    • Overall, the latest field assessments and key informant reports confirm that households face an early start to a long 2022 lean season from March to September. According to the preliminary results of the WFP-FAO Crop and Food Security Assessment Mission for 2021/2022, national cereal production in 2021 was about 4 percent lower than 2020’s already low production amounts, leading to a 16 percent increase in the national cereal deficit. The largest state-level deficits are in severely flood-affected areas, including Jonglei, Warrap, Northern Bahr el Ghazal, Upper Nile, and Unity, where most households are increasingly reliant on hunting and gathering and food assistance. Livestock body conditions remain generally very poor in the worst flood-affected areas, while insecurity restricts access to grazing and water resources.
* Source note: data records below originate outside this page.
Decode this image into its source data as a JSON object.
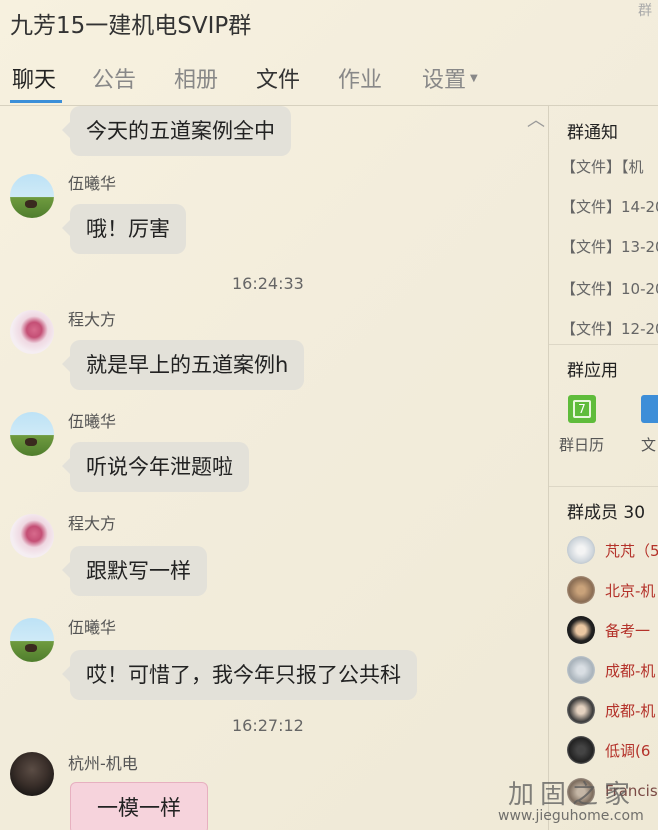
{
  "window": {
    "title": "九芳15一建机电SVIP群",
    "corner_text": "群"
  },
  "tabs": [
    {
      "label": "聊天"
    },
    {
      "label": "公告"
    },
    {
      "label": "相册"
    },
    {
      "label": "文件"
    },
    {
      "label": "作业"
    },
    {
      "label": "设置"
    }
  ],
  "chat": {
    "messages": [
      {
        "sender": "",
        "text": "今天的五道案例全中"
      },
      {
        "sender": "伍曦华",
        "text": "哦！厉害"
      },
      {
        "time": "16:24:33"
      },
      {
        "sender": "程大方",
        "text": "就是早上的五道案例h"
      },
      {
        "sender": "伍曦华",
        "text": "听说今年泄题啦"
      },
      {
        "sender": "程大方",
        "text": "跟默写一样"
      },
      {
        "sender": "伍曦华",
        "text": "哎！可惜了，我今年只报了公共科"
      },
      {
        "time": "16:27:12"
      },
      {
        "sender": "杭州-机电",
        "text": "一模一样"
      }
    ]
  },
  "side": {
    "notice_title": "群通知",
    "notices": [
      "【文件】【机",
      "【文件】14-20",
      "【文件】13-20",
      "【文件】10-20",
      "【文件】12-20"
    ],
    "apps_title": "群应用",
    "apps": [
      {
        "label": "群日历",
        "icon": "calendar-icon"
      },
      {
        "label": "文",
        "icon": "document-icon"
      }
    ],
    "members_title": "群成员 30",
    "members": [
      {
        "name": "芃芃（5"
      },
      {
        "name": "北京-机"
      },
      {
        "name": "备考一"
      },
      {
        "name": "成都-机"
      },
      {
        "name": "成都-机"
      },
      {
        "name": "低调(6"
      },
      {
        "name": "Francis"
      }
    ]
  },
  "watermark": {
    "main": "加固之家",
    "url": "www.jieguhome.com"
  },
  "colors": {
    "accent": "#3c8fd8",
    "bubble": "#e3e1d9",
    "member_name": "#b4322a"
  }
}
    • First-season crop production in southern and western South Sudan is off to an uneven start, signaling a likely decline in area planted. The March to May rains are delayed in much of Greater Equatoria and Western Bahr el Ghazal, with few exceptions. There is still potential for partial recovery, as land preparation is underway and seasonal rainfall forecasts call for above-average rainfall in April and May. However, the ongoing attacks by pastoralists on farmers is interfering with land preparation activities in multiple areas of Central and Eastern Equatoria, where high levels of insecurity persist.

    • Rising global food and fuel costs risk further diminishing household purchasing power, which remains low despite the relative decline in food prices in 2021. According to CLiMIS food price monitoring data, year-on-year changes in the retail price of a malwa (3.5 kg) of white sorghum trended 18-29 percent lower in Wau and Aweil Centre, stable in Juba, and nine percent higher in Rumbek Centre in February, while prices were 17-131 percent above the five-year average in all four markets. Rising fuel costs are likely to exacerbate the already high costs of importing and transporting food, which will be passed on to consumers. In addition, global wheat supply shocks related to the Russia-Ukraine war are expected to place upward pressure on the local prices of wheat products, which are mainly imported via Sudan from Russia, and may have knock-on effects on other staple foods as demand shifts away from wheat. Preliminary cross-border trade data already suggest a significant drop in wheat import volumes from Sudan in early March, though wheat prices are stable so far. 

    • Based on interim WFP distribution reports, humanitarians plan to reach up to 2.8 million people (23 percent of the country population or 35-40 percent of the total population in need) with General Food Distribution and Food for Assets in March under the flood response and 2022 lean season response. The plan seeks to prioritize areas with households in Catastrophe (IPC Phase 5), other households worst affected by flooding, households recently displaced by conflict, and protracted IDPs, including over 123,400 flood-affected people and those newly displaced by conflict in Magwi, Abyei, Twic counties. Available distribution information confirms at least 60 percent of those displaced in Magwi and at least 35 percent of those displaced from Agok, Abyei, have received food assistance. Given the size and severity of the food insecure population nationally, coupled with inadequate funding and numerous logistical and security challenges in reaching the flood- and conflict-affected people, millions of people are still unlikely to receive food assistance.

    This Key Message Update provides a high-level analysis of current acute food insecurity conditions and any changes to FEWS NET's latest projection of acute food insecurity outcomes in the specified geography. Learn more here.

    Get the latest food security updates in your inbox Sign up for emails

    The information provided on this Website is not official U.S. Government information and does not represent the views or positions of the U.S. Agency for International Development or the U.S. Government.

    Jump back to top